Yes, they believed in G-d in general, but not in the matter of coming to Israel. Because of their rebellion against Him, it was decreed that the generation would all perish in the wilderness, save for the faithful Yehoshua and Calev, the young children, and the women who were all willing and ready to go had their husbands possessed the inner mustard to meet the challenge.
The Zohar teaches that the scholarly, intellectual leaders who did not want to venture into the Land discouraged the people for selfish, personal reasons. They understood that once the nation was in the Land, a new type of leadership would be needed, leaders who were energetic in working the Land and fighting in its defense. They felt that in journeying on to Israel, they would lose their prestige as elders of the community. Thus, they convinced the people that it was better to stay where they were in the wilderness where they had jars of gefilte fish, bagels and lox, and the Wall Street Journal miraculously delivered to their doorsteps each day. Why abandon their luxurious air-conditioned shuls where they could daven and study Torah in comfort? Why leave their country clubs where they could play golf, tennis, and swim all year round under the weather-proof dome of the Clouds of Glory? Why give up this wilderness paradise for the hardships of war, insect-ridden swamps, and the backbreaking work of plowing and harvesting the Land?
So it remains today. Since the rebirth of the Israel, only two out of every ten Jews have heeded the Divine call of the Torah and returned to Israel. The rest have chosen to remain ensconced in the wildernesses of exile, in the laps of foreign lovers and foreign lands, enjoying the curse of galut, while leaving the work of rebuilding the Jewish Homeland to their brothers and sisters in Israel. When confronted with their failure to move to Israel and take a share in the holy endeavor (excluding the readers of Arutz 7) they whine and complain about the dangerous heathens in the Land, and the lack of true "Yiddishkeit," and the governmental corruption, and the burdensome taxes, and homosexual parades, and a long list of other feeble, transparent excuses for not coming.
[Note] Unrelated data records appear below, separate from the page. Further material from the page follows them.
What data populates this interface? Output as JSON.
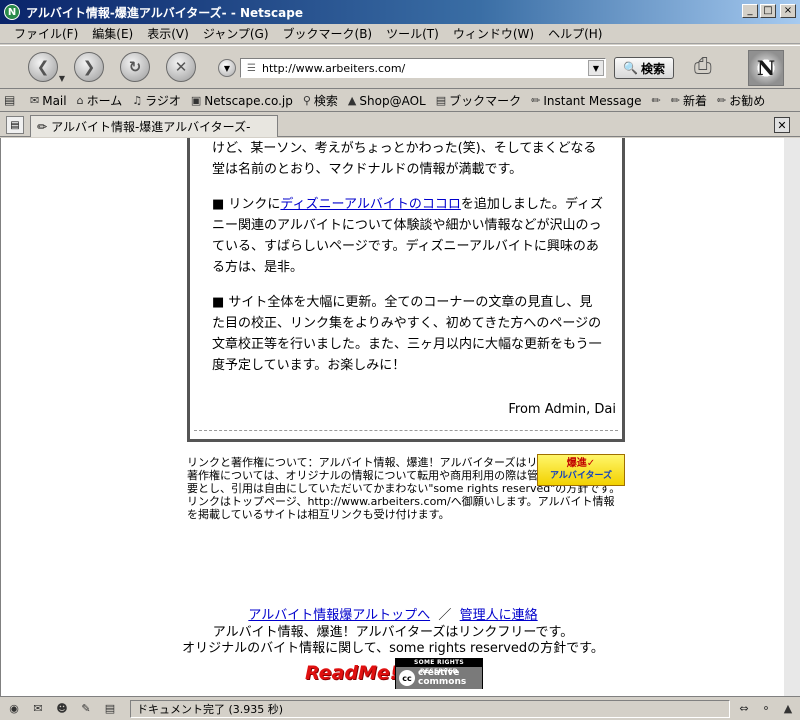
{
  "window": {
    "title": "アルバイト情報-爆進アルバイターズ- - Netscape",
    "app_icon": "N",
    "controls": [
      "_",
      "□",
      "×"
    ]
  },
  "menu": [
    "ファイル(F)",
    "編集(E)",
    "表示(V)",
    "ジャンプ(G)",
    "ブックマーク(B)",
    "ツール(T)",
    "ウィンドウ(W)",
    "ヘルプ(H)"
  ],
  "navbar": {
    "url": "http://www.arbeiters.com/",
    "search_label": "検索"
  },
  "personal_bar": {
    "items": [
      "Mail",
      "ホーム",
      "ラジオ",
      "Netscape.co.jp",
      "検索",
      "Shop@AOL",
      "ブックマーク",
      "Instant Message",
      "新着",
      "お勧め"
    ],
    "icons": [
      "mail-icon",
      "home-icon",
      "radio-icon",
      "netscape-icon",
      "search-icon",
      "shop-icon",
      "bookmark-icon",
      "im-icon",
      "new-icon",
      "recommend-icon"
    ]
  },
  "tab": {
    "label": "アルバイト情報-爆進アルバイターズ-"
  },
  "news": {
    "para1": "けど、某ーソン、考えがちょっとかわった(笑)、そしてまくどなる堂は名前のとおり、マクドナルドの情報が満載です。",
    "para2_prefix": "■ リンクに",
    "para2_link": "ディズニーアルバイトのココロ",
    "para2_suffix": "を追加しました。ディズニー関連のアルバイトについて体験談や細かい情報などが沢山のっている、すばらしいページです。ディズニーアルバイトに興味のある方は、是非。",
    "para3": "■ サイト全体を大幅に更新。全てのコーナーの文章の見直し、見た目の校正、リンク集をよりみやすく、初めてきた方へのページの文章校正等を行いました。また、三ヶ月以内に大幅な更新をもう一度予定しています。お楽しみに！",
    "signature": "From Admin, Dai"
  },
  "link_info": {
    "text": "リンクと著作権について：アルバイト情報、爆進！アルバイターズはリンクフリーです。著作権については、オリジナルの情報について転用や商用利用の際は管理者の許諾を必要とし、引用は自由にしていただいてかまわない\"some rights reserved\"の方針です。リンクはトップページ、http://www.arbeiters.com/へ御願いします。アルバイト情報を掲載しているサイトは相互リンクも受け付けます。",
    "badge_main": "爆進✓",
    "badge_sub": "アルバイターズ"
  },
  "footer": {
    "link_top": "アルバイト情報爆アルトップへ",
    "separator": "／",
    "link_contact": "管理人に連絡",
    "line1": "アルバイト情報、爆進！アルバイターズはリンクフリーです。",
    "line2": "オリジナルのバイト情報に関して、some rights reservedの方針です。",
    "readme": "ReadMe!",
    "cc_top": "SOME RIGHTS RESERVED",
    "cc_logo": "cc",
    "cc_text1": "creative",
    "cc_text2": "commons"
  },
  "status": {
    "text": "ドキュメント完了 (3.935 秒)"
  }
}
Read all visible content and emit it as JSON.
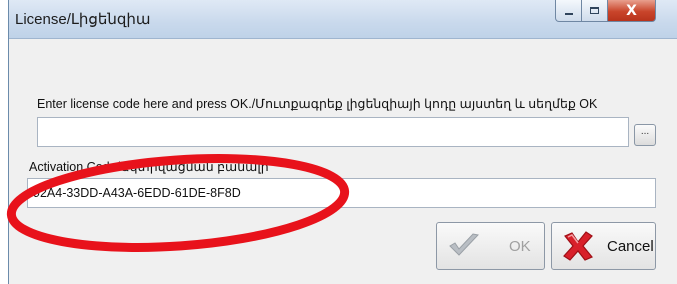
{
  "window": {
    "title": "License/Լիցենզիա"
  },
  "license_field": {
    "label": "Enter license code here and press OK./Մուտքագրեք լիցենզիայի կոդը այստեղ և սեղմեք OK",
    "value": "",
    "browse_label": "..."
  },
  "activation_field": {
    "label": "Activation Code/Ակտիվացման բանալի",
    "value": "92A4-33DD-A43A-6EDD-61DE-8F8D"
  },
  "buttons": {
    "ok_label": "OK",
    "cancel_label": "Cancel"
  },
  "icons": {
    "ok": "checkmark-icon",
    "cancel": "red-x-icon",
    "minimize": "minimize-icon",
    "maximize": "maximize-icon",
    "close": "close-icon"
  },
  "colors": {
    "annotation_circle": "#e8121b",
    "close_button": "#c9452b"
  }
}
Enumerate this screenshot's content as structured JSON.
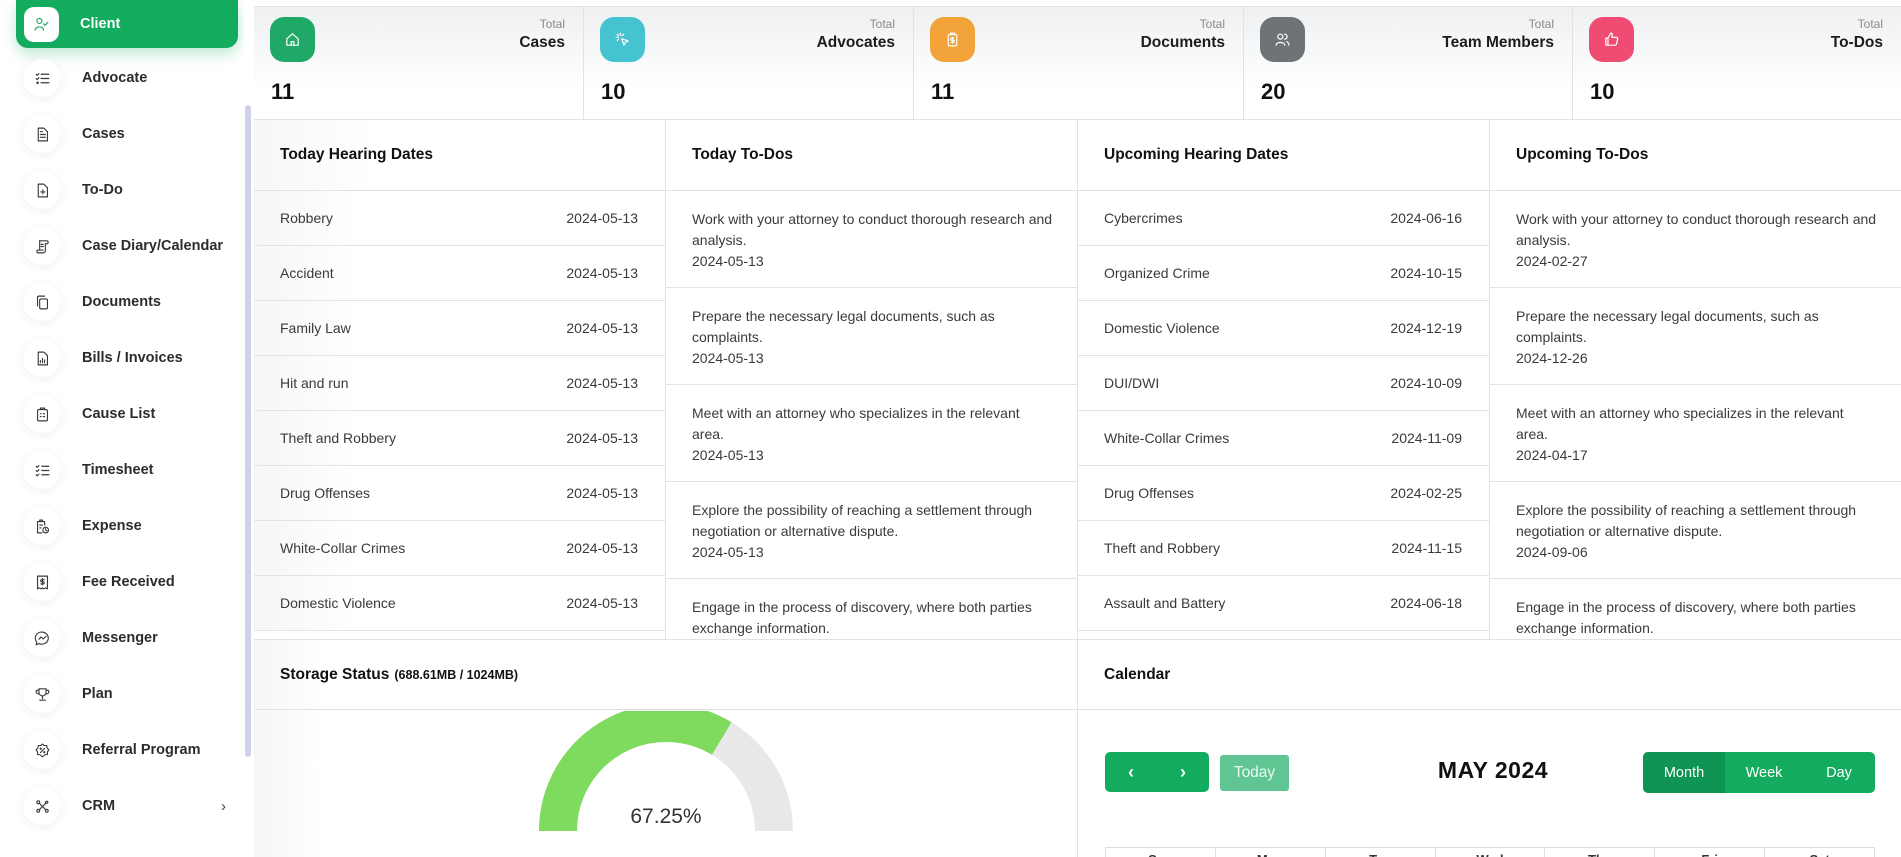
{
  "sidebar": {
    "items": [
      {
        "label": "Client",
        "icon": "user-check-icon",
        "active": true
      },
      {
        "label": "Advocate",
        "icon": "list-check-icon"
      },
      {
        "label": "Cases",
        "icon": "file-text-icon"
      },
      {
        "label": "To-Do",
        "icon": "file-plus-icon"
      },
      {
        "label": "Case Diary/Calendar",
        "icon": "scroll-icon"
      },
      {
        "label": "Documents",
        "icon": "copy-icon"
      },
      {
        "label": "Bills / Invoices",
        "icon": "file-chart-icon"
      },
      {
        "label": "Cause List",
        "icon": "clipboard-list-icon"
      },
      {
        "label": "Timesheet",
        "icon": "checklist-icon"
      },
      {
        "label": "Expense",
        "icon": "clipboard-clock-icon"
      },
      {
        "label": "Fee Received",
        "icon": "receipt-dollar-icon"
      },
      {
        "label": "Messenger",
        "icon": "messenger-icon"
      },
      {
        "label": "Plan",
        "icon": "trophy-icon"
      },
      {
        "label": "Referral Program",
        "icon": "discount-badge-icon"
      },
      {
        "label": "CRM",
        "icon": "crm-network-icon",
        "has_submenu": true
      }
    ]
  },
  "stats": [
    {
      "total_label": "Total",
      "label": "Cases",
      "value": "11",
      "icon": "home-icon",
      "color": "#20a866"
    },
    {
      "total_label": "Total",
      "label": "Advocates",
      "value": "10",
      "icon": "cursor-click-icon",
      "color": "#45c3d1"
    },
    {
      "total_label": "Total",
      "label": "Documents",
      "value": "11",
      "icon": "clipboard-dollar-icon",
      "color": "#f2a33a"
    },
    {
      "total_label": "Total",
      "label": "Team Members",
      "value": "20",
      "icon": "users-icon",
      "color": "#6e7378"
    },
    {
      "total_label": "Total",
      "label": "To-Dos",
      "value": "10",
      "icon": "thumbs-up-icon",
      "color": "#ef4b73"
    }
  ],
  "today_hearing": {
    "title": "Today Hearing Dates",
    "rows": [
      {
        "name": "Robbery",
        "date": "2024-05-13"
      },
      {
        "name": "Accident",
        "date": "2024-05-13"
      },
      {
        "name": "Family Law",
        "date": "2024-05-13"
      },
      {
        "name": "Hit and run",
        "date": "2024-05-13"
      },
      {
        "name": "Theft and Robbery",
        "date": "2024-05-13"
      },
      {
        "name": "Drug Offenses",
        "date": "2024-05-13"
      },
      {
        "name": "White-Collar Crimes",
        "date": "2024-05-13"
      },
      {
        "name": "Domestic Violence",
        "date": "2024-05-13"
      }
    ]
  },
  "today_todos": {
    "title": "Today To-Dos",
    "rows": [
      {
        "text": "Work with your attorney to conduct thorough research and analysis.",
        "date": "2024-05-13"
      },
      {
        "text": "Prepare the necessary legal documents, such as complaints.",
        "date": "2024-05-13"
      },
      {
        "text": "Meet with an attorney who specializes in the relevant area.",
        "date": "2024-05-13"
      },
      {
        "text": "Explore the possibility of reaching a settlement through negotiation or alternative dispute.",
        "date": "2024-05-13"
      },
      {
        "text": "Engage in the process of discovery, where both parties exchange information.",
        "date": ""
      }
    ]
  },
  "upcoming_hearing": {
    "title": "Upcoming Hearing Dates",
    "rows": [
      {
        "name": "Cybercrimes",
        "date": "2024-06-16"
      },
      {
        "name": "Organized Crime",
        "date": "2024-10-15"
      },
      {
        "name": "Domestic Violence",
        "date": "2024-12-19"
      },
      {
        "name": "DUI/DWI",
        "date": "2024-10-09"
      },
      {
        "name": "White-Collar Crimes",
        "date": "2024-11-09"
      },
      {
        "name": "Drug Offenses",
        "date": "2024-02-25"
      },
      {
        "name": "Theft and Robbery",
        "date": "2024-11-15"
      },
      {
        "name": "Assault and Battery",
        "date": "2024-06-18"
      }
    ]
  },
  "upcoming_todos": {
    "title": "Upcoming To-Dos",
    "rows": [
      {
        "text": "Work with your attorney to conduct thorough research and analysis.",
        "date": "2024-02-27"
      },
      {
        "text": "Prepare the necessary legal documents, such as complaints.",
        "date": "2024-12-26"
      },
      {
        "text": "Meet with an attorney who specializes in the relevant area.",
        "date": "2024-04-17"
      },
      {
        "text": "Explore the possibility of reaching a settlement through negotiation or alternative dispute.",
        "date": "2024-09-06"
      },
      {
        "text": "Engage in the process of discovery, where both parties exchange information.",
        "date": ""
      }
    ]
  },
  "storage": {
    "title": "Storage Status",
    "usage": "(688.61MB / 1024MB)",
    "percent_label": "67.25%",
    "percent": 67.25,
    "fill_color": "#7fdb5e",
    "track_color": "#e8e8e8"
  },
  "calendar": {
    "title": "Calendar",
    "prev_icon": "chevron-left-icon",
    "next_icon": "chevron-right-icon",
    "today_label": "Today",
    "month_title": "MAY 2024",
    "views": [
      {
        "label": "Month",
        "active": true
      },
      {
        "label": "Week",
        "active": false
      },
      {
        "label": "Day",
        "active": false
      }
    ],
    "weekdays": [
      "Sun",
      "Mon",
      "Tue",
      "Wed",
      "Thu",
      "Fri",
      "Sat"
    ]
  },
  "theme": {
    "accent": "#13ab5e",
    "scrollbar": "#cfd0ea"
  }
}
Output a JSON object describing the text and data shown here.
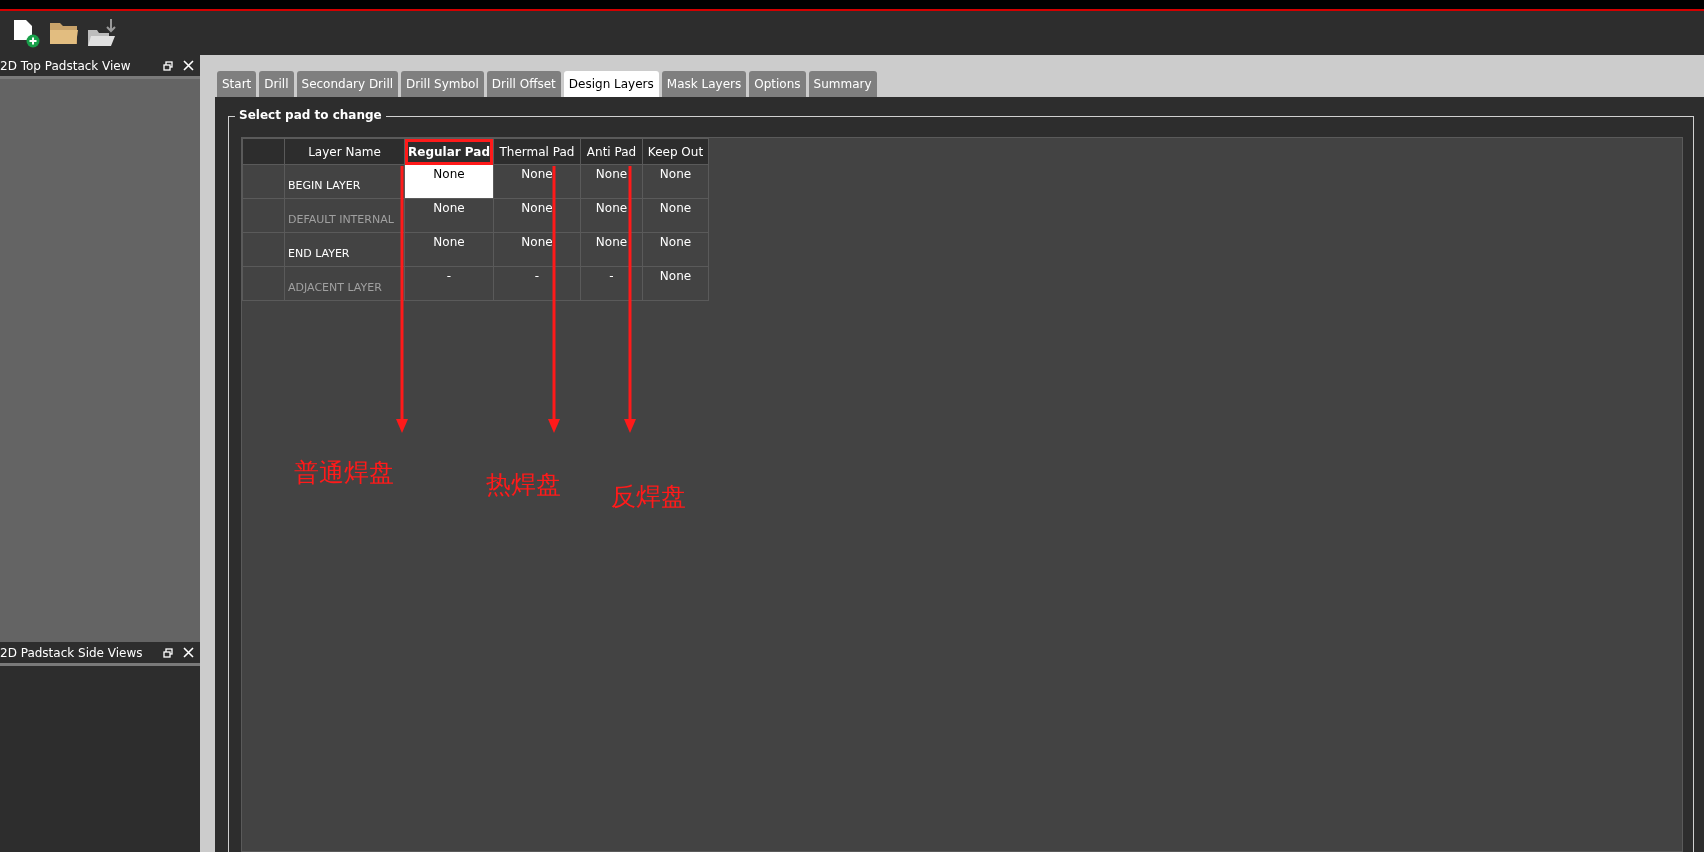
{
  "toolbar": {
    "buttons": [
      {
        "kind": "new"
      },
      {
        "kind": "open"
      },
      {
        "kind": "import"
      }
    ]
  },
  "panels": [
    {
      "title": "2D Top Padstack View",
      "kind": "light"
    },
    {
      "title": "2D Padstack Side Views",
      "kind": "dark"
    }
  ],
  "tabs": [
    {
      "label": "Start",
      "selected": false
    },
    {
      "label": "Drill",
      "selected": false
    },
    {
      "label": "Secondary Drill",
      "selected": false
    },
    {
      "label": "Drill Symbol",
      "selected": false
    },
    {
      "label": "Drill Offset",
      "selected": false
    },
    {
      "label": "Design Layers",
      "selected": true
    },
    {
      "label": "Mask Layers",
      "selected": false
    },
    {
      "label": "Options",
      "selected": false
    },
    {
      "label": "Summary",
      "selected": false
    }
  ],
  "group": {
    "title": "Select pad to change"
  },
  "table": {
    "columns": [
      {
        "label": "Layer Name",
        "highlighted": false
      },
      {
        "label": "Regular Pad",
        "highlighted": true
      },
      {
        "label": "Thermal Pad",
        "highlighted": false
      },
      {
        "label": "Anti Pad",
        "highlighted": false
      },
      {
        "label": "Keep Out",
        "highlighted": false
      }
    ],
    "rows": [
      {
        "cells": [
          {
            "value": "BEGIN LAYER",
            "disabled": false
          },
          {
            "value": "None",
            "selected": true
          },
          {
            "value": "None",
            "selected": false
          },
          {
            "value": "None",
            "selected": false
          },
          {
            "value": "None",
            "selected": false
          }
        ]
      },
      {
        "cells": [
          {
            "value": "DEFAULT INTERNAL",
            "disabled": true
          },
          {
            "value": "None",
            "selected": false
          },
          {
            "value": "None",
            "selected": false
          },
          {
            "value": "None",
            "selected": false
          },
          {
            "value": "None",
            "selected": false
          }
        ]
      },
      {
        "cells": [
          {
            "value": "END LAYER",
            "disabled": false
          },
          {
            "value": "None",
            "selected": false
          },
          {
            "value": "None",
            "selected": false
          },
          {
            "value": "None",
            "selected": false
          },
          {
            "value": "None",
            "selected": false
          }
        ]
      },
      {
        "cells": [
          {
            "value": "ADJACENT LAYER",
            "disabled": true
          },
          {
            "value": "-",
            "selected": false
          },
          {
            "value": "-",
            "selected": false
          },
          {
            "value": "-",
            "selected": false
          },
          {
            "value": "None",
            "selected": false
          }
        ]
      }
    ]
  },
  "annotations": [
    {
      "label": "普通焊盘"
    },
    {
      "label": "热焊盘"
    },
    {
      "label": "反焊盘"
    }
  ]
}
The famed and respected Torah giant, the Gaon of Vilna, taught that the sin of Spies haunts the Jewish People throughout all generations and that many are caught in its self-deceptive web, including Diaspora leaders. "Many of the transgressors in this great sin of, ‘They despised the cherished Land,’ including many of the guardians of Torah, will not know or understand that they are caught in this sin of the Spies, will not sense that they have been sucked into the sin of the Spies in fostering many false ideas and empty claims. And they cover their beliefs with the already proven fallacy that the commandment of settling the Land of Israel no longer applies in our day, an opinion which has already been proven false by the Torah giants of the world, both the early and later halachic authorities" (Kol HaTor, Ch.5).
Print out this blog and circulate in your shul. E-mail it to friends who don’t read Arutz 7. Ask them to take a good look at themselves and be honest. Let them ask themselves to which camp they belong? The camp of Yehoshua and Calev, or to the camp of the Spies?
Yes, there are problems and difficulties in the Land of Israel, but there were even greater challenges in the times of Avraham and Yehoshua, yet G-d told them to live in the Land. Tell your friends to take a good look in the mirror. What do they see staring back?
Take a good look in the mirror
And if they ask you, "Why don’t you live in Israel, buddy?" Tell them that you read Arutz 7 instead.